--- Material to process Enclosed Below ---
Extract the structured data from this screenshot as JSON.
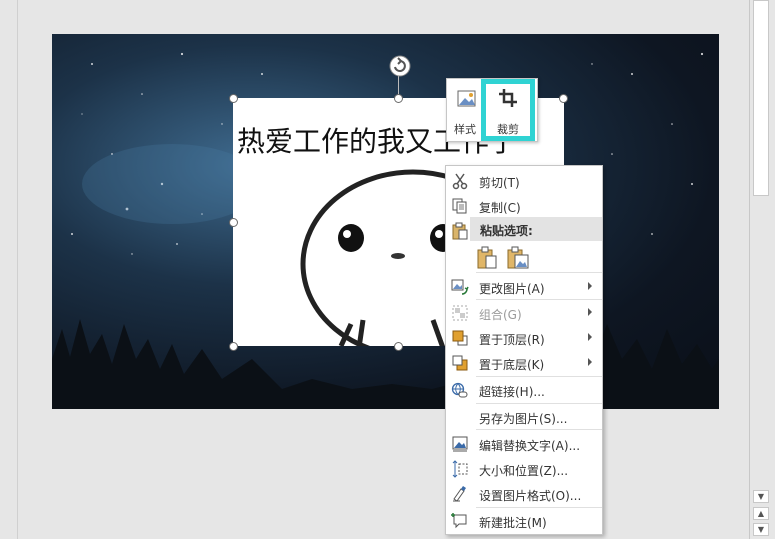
{
  "toolbar": {
    "style_label": "样式",
    "crop_label": "裁剪"
  },
  "picture": {
    "caption": "热爱工作的我又工作了"
  },
  "context_menu": {
    "items": [
      {
        "label": "剪切(T)",
        "icon": "scissors-icon"
      },
      {
        "label": "复制(C)",
        "icon": "copy-icon"
      },
      {
        "label": "粘贴选项:",
        "icon": "clipboard-icon"
      },
      {
        "label": "更改图片(A)",
        "icon": "change-picture-icon",
        "submenu": true
      },
      {
        "label": "组合(G)",
        "icon": "group-icon",
        "submenu": true,
        "disabled": true
      },
      {
        "label": "置于顶层(R)",
        "icon": "bring-to-front-icon",
        "submenu": true
      },
      {
        "label": "置于底层(K)",
        "icon": "send-to-back-icon",
        "submenu": true
      },
      {
        "label": "超链接(H)...",
        "icon": "hyperlink-icon"
      },
      {
        "label": "另存为图片(S)...",
        "icon": ""
      },
      {
        "label": "编辑替换文字(A)...",
        "icon": "alt-text-icon"
      },
      {
        "label": "大小和位置(Z)...",
        "icon": "size-position-icon"
      },
      {
        "label": "设置图片格式(O)...",
        "icon": "format-picture-icon"
      },
      {
        "label": "新建批注(M)",
        "icon": "new-comment-icon"
      }
    ],
    "paste_options": [
      "paste-keep-formatting-icon",
      "paste-as-picture-icon"
    ]
  },
  "colors": {
    "highlight": "#2fd3d3",
    "menu_hover": "#e3e3e3",
    "disabled_text": "#9a9a9a"
  }
}
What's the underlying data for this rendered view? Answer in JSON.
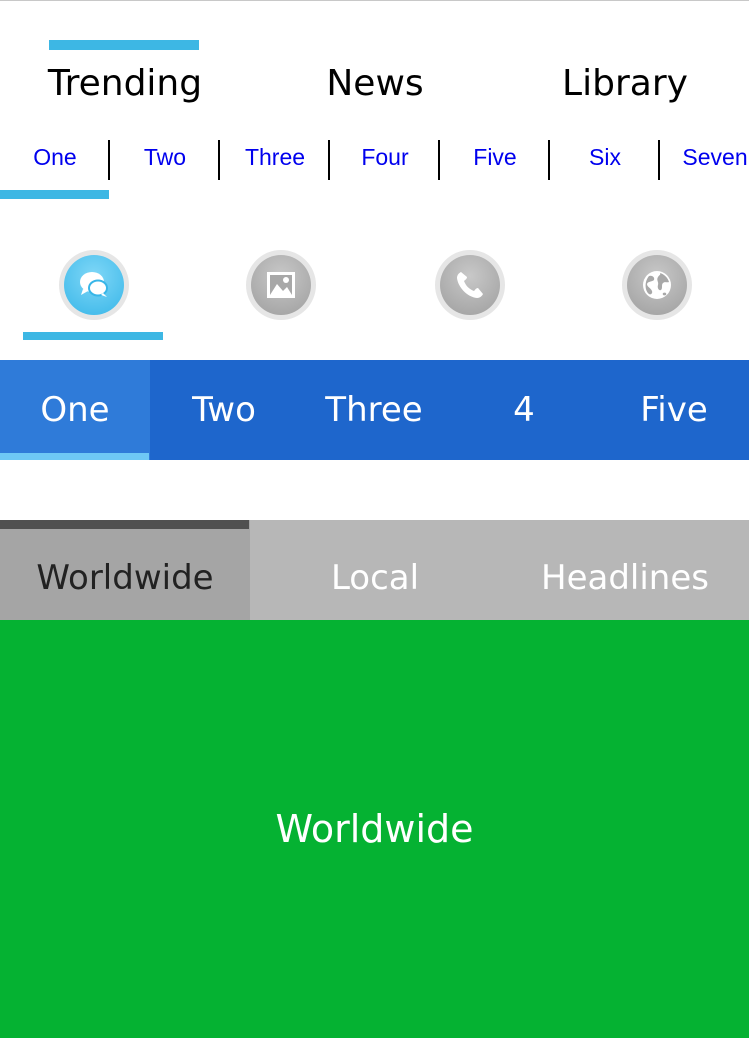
{
  "top_tabs": {
    "items": [
      {
        "label": "Trending",
        "active": true
      },
      {
        "label": "News",
        "active": false
      },
      {
        "label": "Library",
        "active": false
      }
    ]
  },
  "number_tabs": {
    "items": [
      {
        "label": "One",
        "active": true
      },
      {
        "label": "Two",
        "active": false
      },
      {
        "label": "Three",
        "active": false
      },
      {
        "label": "Four",
        "active": false
      },
      {
        "label": "Five",
        "active": false
      },
      {
        "label": "Six",
        "active": false
      },
      {
        "label": "Seven",
        "active": false
      }
    ]
  },
  "icon_tabs": {
    "items": [
      {
        "icon": "chat-bubbles-icon",
        "active": true
      },
      {
        "icon": "image-icon",
        "active": false
      },
      {
        "icon": "phone-icon",
        "active": false
      },
      {
        "icon": "globe-icon",
        "active": false
      }
    ]
  },
  "blue_tabs": {
    "items": [
      {
        "label": "One",
        "active": true
      },
      {
        "label": "Two",
        "active": false
      },
      {
        "label": "Three",
        "active": false
      },
      {
        "label": "4",
        "active": false
      },
      {
        "label": "Five",
        "active": false
      }
    ]
  },
  "gray_tabs": {
    "items": [
      {
        "label": "Worldwide",
        "active": true
      },
      {
        "label": "Local",
        "active": false
      },
      {
        "label": "Headlines",
        "active": false
      }
    ]
  },
  "content": {
    "label": "Worldwide"
  },
  "colors": {
    "indicator": "#3db7e4",
    "blue_bar": "#1e66cc",
    "gray_bar": "#b7b7b7",
    "panel": "#05b232",
    "link_text": "#0000ee"
  }
}
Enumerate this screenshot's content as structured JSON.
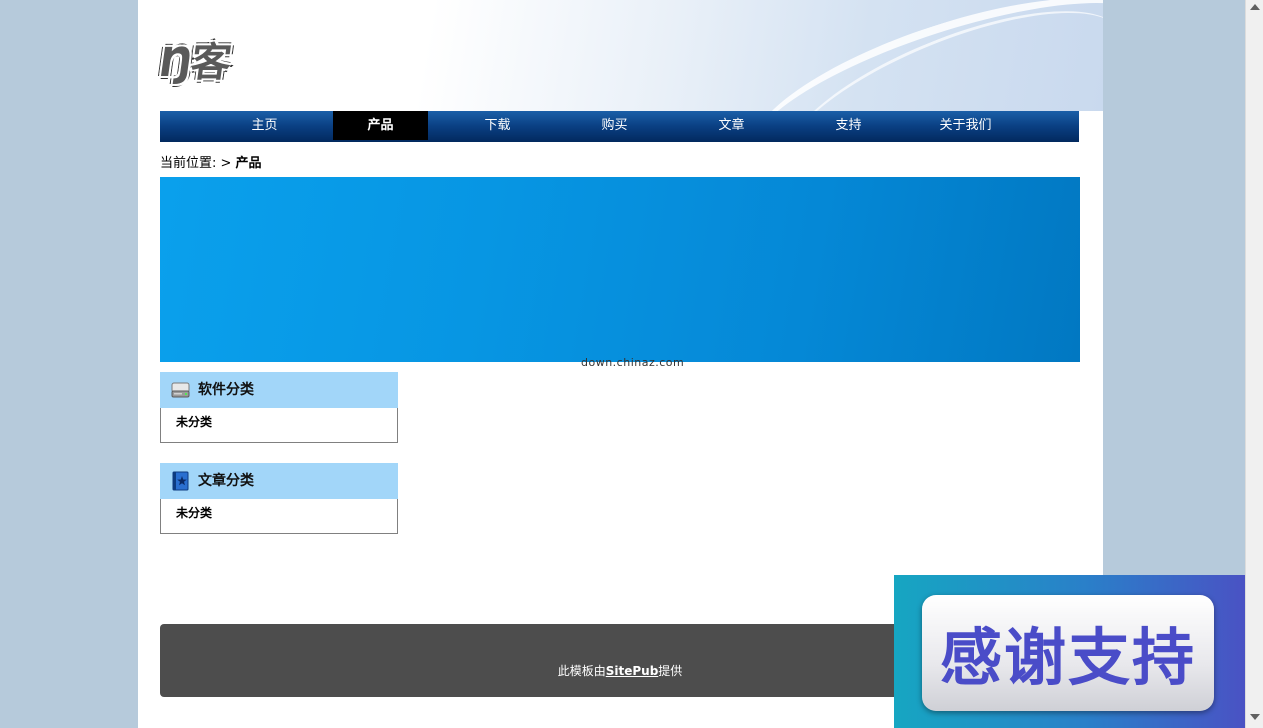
{
  "logo": {
    "text": "Ŋ客"
  },
  "nav": {
    "items": [
      {
        "label": "主页"
      },
      {
        "label": "产品"
      },
      {
        "label": "下载"
      },
      {
        "label": "购买"
      },
      {
        "label": "文章"
      },
      {
        "label": "支持"
      },
      {
        "label": "关于我们"
      }
    ],
    "active_index": 1
  },
  "breadcrumb": {
    "prefix": "当前位置: > ",
    "current": "产品"
  },
  "banner": {
    "watermark": "down.chinaz.com"
  },
  "sidebar": {
    "software": {
      "icon": "drive-icon",
      "title": "软件分类",
      "item": "未分类"
    },
    "articles": {
      "icon": "book-icon",
      "title": "文章分类",
      "item": "未分类"
    }
  },
  "footer": {
    "prefix": "此模板由",
    "link": "SitePub",
    "suffix": "提供"
  },
  "overlay": {
    "text": "感谢支持"
  },
  "colors": {
    "nav_bg": "#0a3f82",
    "nav_active": "#000000",
    "banner": "#0796e3",
    "box_head": "#a2d6f9",
    "footer_bg": "#4d4d4d",
    "page_bg": "#b6cadb"
  }
}
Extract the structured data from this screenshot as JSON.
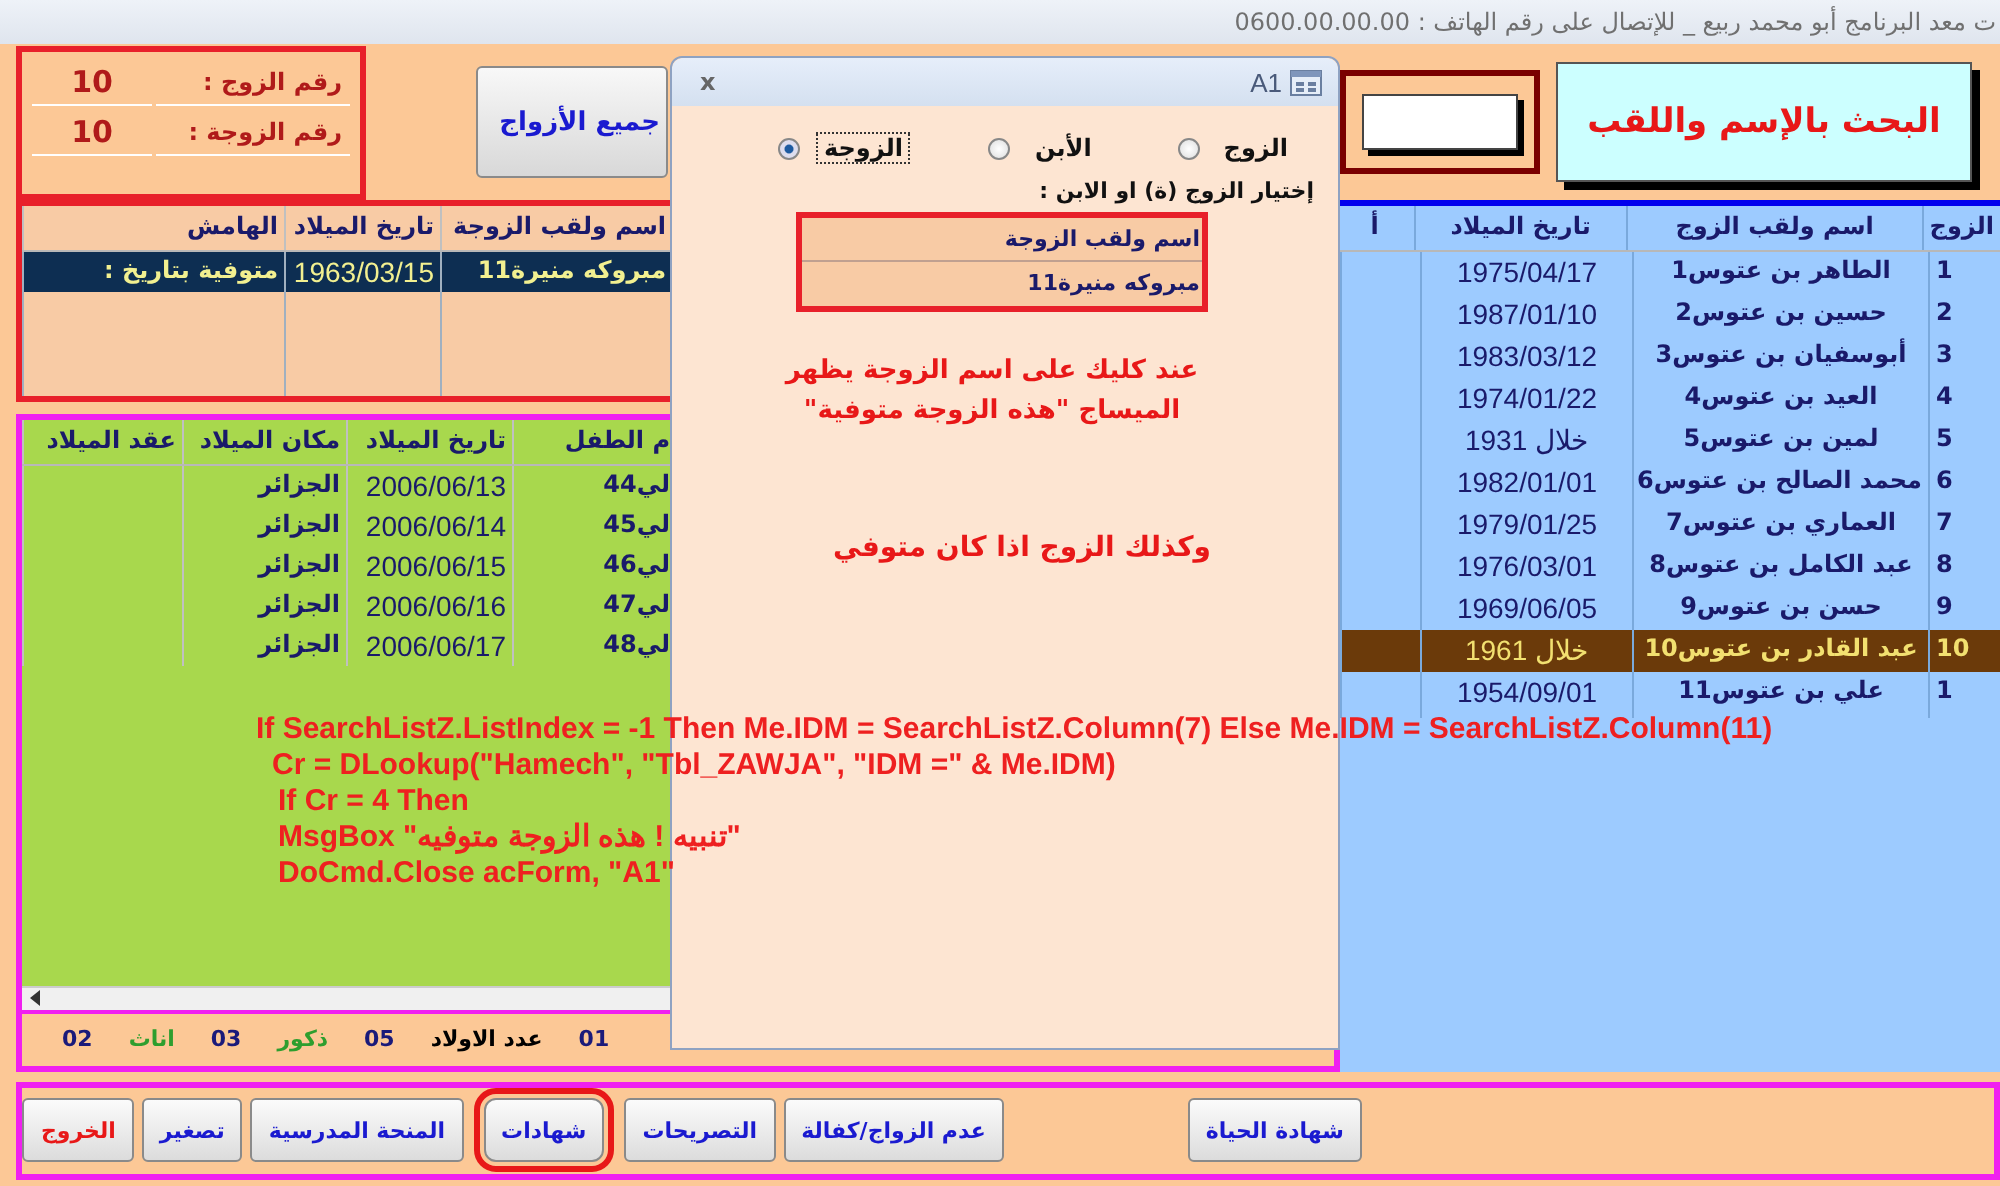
{
  "window": {
    "title": "ت معد البرنامج أبو محمد ربيع _ للإتصال على رقم الهاتف : 0600.00.00.00"
  },
  "numbers": [
    {
      "label": "رقم الزوج :",
      "value": "10"
    },
    {
      "label": "رقم الزوجة :",
      "value": "10"
    }
  ],
  "all_husbands_button": "جميع الأزواج",
  "search_button": "البحث بالإسم واللقب",
  "wives_list": {
    "columns": [
      "اسم ولقب الزوجة",
      "تاريخ الميلاد",
      "الهامش"
    ],
    "rows": [
      {
        "note": "متوفية بتاريخ :",
        "birth_date": "1963/03/15",
        "name": "مبروكه منيرة11",
        "selected": true
      }
    ]
  },
  "children_list": {
    "columns": [
      "م الطفل",
      "تاريخ الميلاد",
      "مكان الميلاد",
      "عقد الميلاد"
    ],
    "rows": [
      {
        "birth_place": "الجزائر",
        "birth_date": "2006/06/13",
        "name": "لي44"
      },
      {
        "birth_place": "الجزائر",
        "birth_date": "2006/06/14",
        "name": "لي45"
      },
      {
        "birth_place": "الجزائر",
        "birth_date": "2006/06/15",
        "name": "لي46"
      },
      {
        "birth_place": "الجزائر",
        "birth_date": "2006/06/16",
        "name": "لي47"
      },
      {
        "birth_place": "الجزائر",
        "birth_date": "2006/06/17",
        "name": "لي48"
      }
    ]
  },
  "children_counts": [
    {
      "text": "01",
      "color": "#1a1a7a"
    },
    {
      "text": "عدد الاولاد",
      "color": "#000000"
    },
    {
      "text": "05",
      "color": "#1a1a7a"
    },
    {
      "text": "ذكور",
      "color": "#2e9e2e"
    },
    {
      "text": "03",
      "color": "#1a1a7a"
    },
    {
      "text": "اناث",
      "color": "#2e9e2e"
    },
    {
      "text": "02",
      "color": "#1a1a7a"
    }
  ],
  "husbands_list": {
    "columns": [
      "الزوج",
      "اسم ولقب الزوج",
      "تاريخ الميلاد",
      "أ"
    ],
    "rows": [
      {
        "birth_date": "1975/04/17",
        "name": "الطاهر بن عتوس1",
        "number": "1",
        "selected": false
      },
      {
        "birth_date": "1987/01/10",
        "name": "حسين بن عتوس2",
        "number": "2",
        "selected": false
      },
      {
        "birth_date": "1983/03/12",
        "name": "أبوسفيان بن عتوس3",
        "number": "3",
        "selected": false
      },
      {
        "birth_date": "1974/01/22",
        "name": "العيد بن عتوس4",
        "number": "4",
        "selected": false
      },
      {
        "birth_date": "خلال 1931",
        "name": "لمين بن عتوس5",
        "number": "5",
        "selected": false
      },
      {
        "birth_date": "1982/01/01",
        "name": "محمد الصالح بن عتوس6",
        "number": "6",
        "selected": false
      },
      {
        "birth_date": "1979/01/25",
        "name": "العماري بن عتوس7",
        "number": "7",
        "selected": false
      },
      {
        "birth_date": "1976/03/01",
        "name": "عبد الكامل بن عتوس8",
        "number": "8",
        "selected": false
      },
      {
        "birth_date": "1969/06/05",
        "name": "حسن بن عتوس9",
        "number": "9",
        "selected": false
      },
      {
        "birth_date": "خلال 1961",
        "name": "عبد القادر بن عتوس10",
        "number": "10",
        "selected": true
      },
      {
        "birth_date": "1954/09/01",
        "name": "علي بن عتوس11",
        "number": "1",
        "selected": false
      }
    ]
  },
  "bottom_buttons": [
    {
      "label": "شهادة الحياة",
      "kind": "normal",
      "circled": false
    },
    {
      "label": "عدم الزواج/كفالة",
      "kind": "normal",
      "circled": false
    },
    {
      "label": "التصريحات",
      "kind": "normal",
      "circled": false
    },
    {
      "label": "شهادات",
      "kind": "normal",
      "circled": true
    },
    {
      "label": "المنحة المدرسية",
      "kind": "normal",
      "circled": false
    },
    {
      "label": "تصغير",
      "kind": "normal",
      "circled": false
    },
    {
      "label": "الخروج",
      "kind": "exit",
      "circled": false
    }
  ],
  "dialog": {
    "title": "A1",
    "close": "x",
    "radios": [
      {
        "label": "الزوج",
        "selected": false
      },
      {
        "label": "الأبن",
        "selected": false
      },
      {
        "label": "الزوجة",
        "selected": true
      }
    ],
    "prompt": "إختيار الزوج (ة) او الابن :",
    "list": {
      "column": "اسم ولقب الزوجة",
      "rows": [
        "مبروكه منيرة11"
      ]
    },
    "notes": [
      "عند كليك على اسم الزوجة يظهر الميساج \"هذه الزوجة متوفية\"",
      "وكذلك الزوج اذا كان متوفي"
    ]
  },
  "code_annotation": [
    "If SearchListZ.ListIndex = -1 Then Me.IDM = SearchListZ.Column(7) Else Me.IDM = SearchListZ.Column(11)",
    "Cr = DLookup(\"Hamech\", \"Tbl_ZAWJA\", \"IDM =\" & Me.IDM)",
    "If Cr = 4 Then",
    "MsgBox \"تنبيه ! هذه الزوجة متوفيه\"",
    "DoCmd.Close acForm, \"A1\""
  ]
}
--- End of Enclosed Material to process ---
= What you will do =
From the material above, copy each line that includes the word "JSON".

= Answer space =
Extract the structured data from this screenshot as JSON.
What's the underlying data for this rendered view? Answer in JSON.
Enumerate this screenshot's content as structured JSON.
Extract the structured data from this screenshot as JSON.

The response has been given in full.